Work required ▸
Those lines of the records that contain "JSON" are to be located and copied.

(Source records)
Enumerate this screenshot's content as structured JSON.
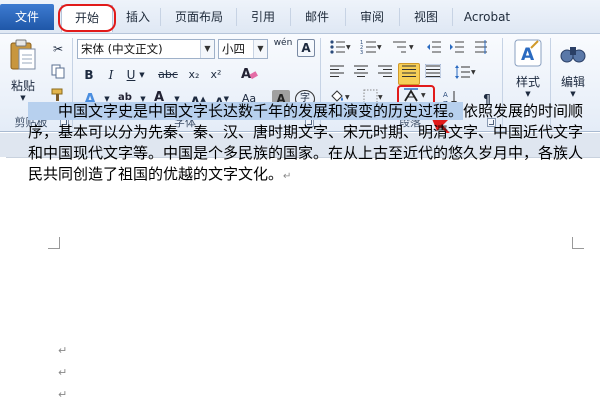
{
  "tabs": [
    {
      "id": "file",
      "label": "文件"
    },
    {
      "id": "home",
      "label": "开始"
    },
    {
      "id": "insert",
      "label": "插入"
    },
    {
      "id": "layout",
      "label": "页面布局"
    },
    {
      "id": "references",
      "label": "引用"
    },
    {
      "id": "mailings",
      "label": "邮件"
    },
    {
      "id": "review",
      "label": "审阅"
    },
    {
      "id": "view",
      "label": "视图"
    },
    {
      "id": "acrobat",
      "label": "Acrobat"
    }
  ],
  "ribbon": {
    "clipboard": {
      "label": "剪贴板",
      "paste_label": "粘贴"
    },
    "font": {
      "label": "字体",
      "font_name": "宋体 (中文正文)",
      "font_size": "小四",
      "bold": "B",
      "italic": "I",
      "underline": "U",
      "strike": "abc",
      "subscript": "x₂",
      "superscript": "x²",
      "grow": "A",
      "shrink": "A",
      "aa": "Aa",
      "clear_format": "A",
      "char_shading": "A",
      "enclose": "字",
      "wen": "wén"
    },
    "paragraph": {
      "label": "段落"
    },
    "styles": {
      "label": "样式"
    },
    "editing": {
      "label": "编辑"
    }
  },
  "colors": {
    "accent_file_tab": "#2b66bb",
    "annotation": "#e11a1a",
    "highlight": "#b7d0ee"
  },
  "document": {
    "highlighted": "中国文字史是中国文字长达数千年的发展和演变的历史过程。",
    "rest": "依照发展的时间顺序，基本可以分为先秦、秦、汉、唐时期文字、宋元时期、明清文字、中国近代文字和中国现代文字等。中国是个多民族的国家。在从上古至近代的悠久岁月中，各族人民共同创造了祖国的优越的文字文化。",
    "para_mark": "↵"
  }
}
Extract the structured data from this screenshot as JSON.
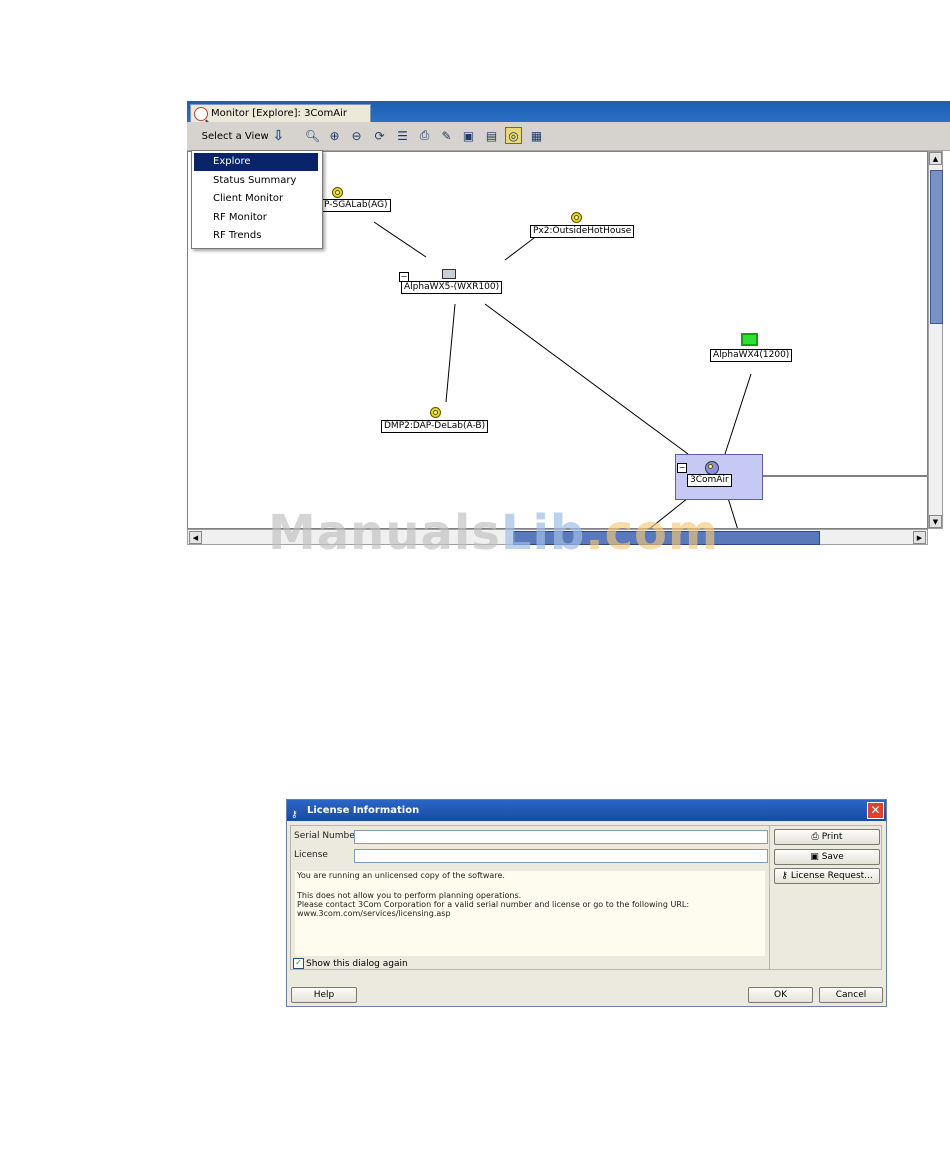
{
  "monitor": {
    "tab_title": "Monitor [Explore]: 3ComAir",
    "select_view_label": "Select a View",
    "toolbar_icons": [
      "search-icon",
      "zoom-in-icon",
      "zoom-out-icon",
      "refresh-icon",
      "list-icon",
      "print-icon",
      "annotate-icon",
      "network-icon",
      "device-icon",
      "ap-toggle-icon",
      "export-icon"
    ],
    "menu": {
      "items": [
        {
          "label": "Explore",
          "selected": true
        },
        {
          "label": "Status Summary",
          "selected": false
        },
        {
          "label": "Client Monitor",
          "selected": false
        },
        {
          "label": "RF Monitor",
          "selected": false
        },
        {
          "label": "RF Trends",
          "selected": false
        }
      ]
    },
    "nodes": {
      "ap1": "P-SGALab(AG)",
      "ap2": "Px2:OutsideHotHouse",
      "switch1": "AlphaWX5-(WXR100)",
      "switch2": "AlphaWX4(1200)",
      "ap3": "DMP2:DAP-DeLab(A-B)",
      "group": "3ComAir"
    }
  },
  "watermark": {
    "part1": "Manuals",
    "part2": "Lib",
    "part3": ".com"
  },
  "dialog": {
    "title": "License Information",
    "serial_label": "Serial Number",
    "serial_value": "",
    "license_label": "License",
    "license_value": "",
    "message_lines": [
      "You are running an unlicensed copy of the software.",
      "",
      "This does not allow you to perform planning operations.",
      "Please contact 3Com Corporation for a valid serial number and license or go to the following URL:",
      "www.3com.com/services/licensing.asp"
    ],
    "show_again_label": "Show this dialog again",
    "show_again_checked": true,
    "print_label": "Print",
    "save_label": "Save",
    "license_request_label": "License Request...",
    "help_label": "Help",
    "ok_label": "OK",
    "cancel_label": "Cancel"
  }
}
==
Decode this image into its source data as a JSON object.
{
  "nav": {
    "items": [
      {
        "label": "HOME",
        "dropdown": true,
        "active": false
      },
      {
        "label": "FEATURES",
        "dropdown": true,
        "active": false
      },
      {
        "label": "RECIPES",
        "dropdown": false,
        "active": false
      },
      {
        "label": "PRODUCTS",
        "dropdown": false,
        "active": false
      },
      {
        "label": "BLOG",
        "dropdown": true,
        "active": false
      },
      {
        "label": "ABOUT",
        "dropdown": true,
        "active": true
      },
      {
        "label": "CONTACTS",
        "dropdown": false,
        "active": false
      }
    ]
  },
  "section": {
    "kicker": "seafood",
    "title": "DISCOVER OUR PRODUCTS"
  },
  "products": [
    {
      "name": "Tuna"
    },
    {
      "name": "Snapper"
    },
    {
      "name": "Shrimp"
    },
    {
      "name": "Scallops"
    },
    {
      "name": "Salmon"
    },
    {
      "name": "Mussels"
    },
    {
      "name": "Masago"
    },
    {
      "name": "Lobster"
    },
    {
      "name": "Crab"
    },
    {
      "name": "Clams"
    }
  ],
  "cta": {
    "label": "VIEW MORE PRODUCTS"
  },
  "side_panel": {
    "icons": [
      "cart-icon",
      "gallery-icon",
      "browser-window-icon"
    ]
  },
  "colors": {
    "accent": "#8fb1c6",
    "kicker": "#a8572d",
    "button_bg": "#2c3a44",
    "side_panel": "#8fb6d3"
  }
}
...
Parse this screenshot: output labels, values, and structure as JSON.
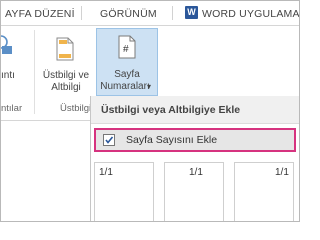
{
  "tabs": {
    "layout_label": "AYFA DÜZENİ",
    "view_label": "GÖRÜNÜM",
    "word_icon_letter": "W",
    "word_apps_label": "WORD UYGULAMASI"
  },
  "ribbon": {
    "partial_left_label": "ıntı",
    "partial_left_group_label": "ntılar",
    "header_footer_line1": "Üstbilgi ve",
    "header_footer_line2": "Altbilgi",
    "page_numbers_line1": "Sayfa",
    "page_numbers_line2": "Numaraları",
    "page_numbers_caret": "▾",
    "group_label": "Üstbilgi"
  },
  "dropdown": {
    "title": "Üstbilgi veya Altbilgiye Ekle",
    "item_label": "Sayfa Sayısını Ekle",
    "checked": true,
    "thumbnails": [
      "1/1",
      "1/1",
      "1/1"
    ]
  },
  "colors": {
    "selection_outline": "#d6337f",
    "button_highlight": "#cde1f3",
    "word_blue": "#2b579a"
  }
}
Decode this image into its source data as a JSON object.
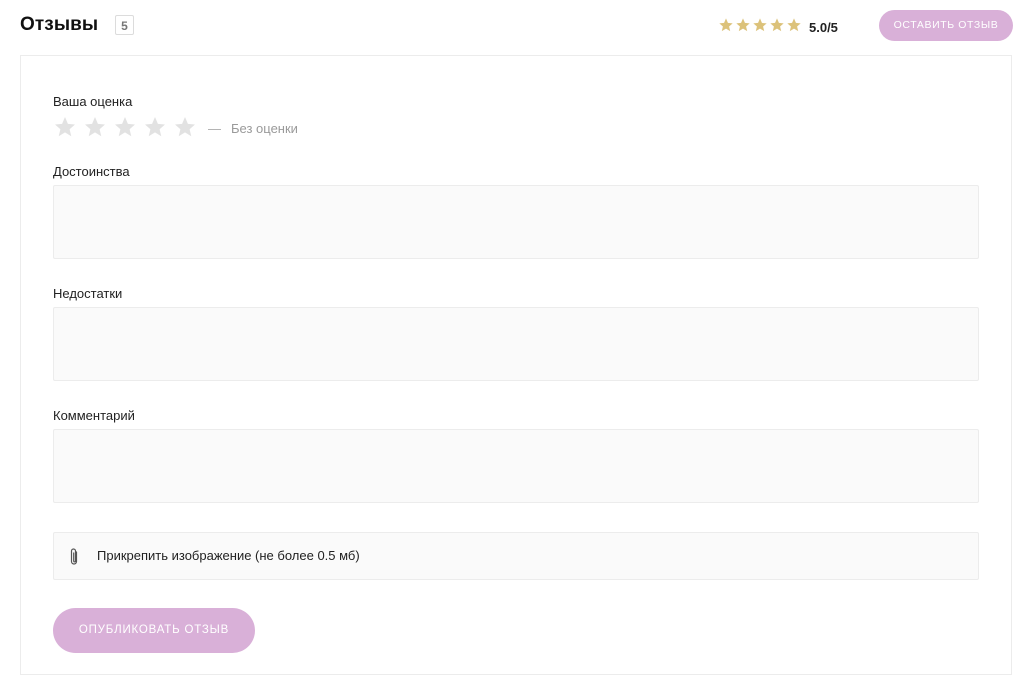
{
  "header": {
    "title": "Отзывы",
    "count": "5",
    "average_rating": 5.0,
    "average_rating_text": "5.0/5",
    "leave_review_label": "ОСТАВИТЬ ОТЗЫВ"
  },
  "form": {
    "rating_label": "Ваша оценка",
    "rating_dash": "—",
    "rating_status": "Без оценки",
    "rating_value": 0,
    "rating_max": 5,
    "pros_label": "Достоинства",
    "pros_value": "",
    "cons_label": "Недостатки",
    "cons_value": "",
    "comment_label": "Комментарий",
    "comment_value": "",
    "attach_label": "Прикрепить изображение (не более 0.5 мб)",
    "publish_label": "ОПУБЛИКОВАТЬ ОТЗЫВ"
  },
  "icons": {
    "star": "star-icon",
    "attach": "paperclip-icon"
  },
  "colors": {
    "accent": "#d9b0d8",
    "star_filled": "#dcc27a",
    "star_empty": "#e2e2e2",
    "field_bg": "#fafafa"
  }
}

Exercise output ▸
Enumerate this screenshot's content as structured JSON.
Extract the structured data from this screenshot as JSON.
Decode this image into its source data as a JSON object.
Parse this screenshot: output labels, values, and structure as JSON.
Decode this image into its source data as a JSON object.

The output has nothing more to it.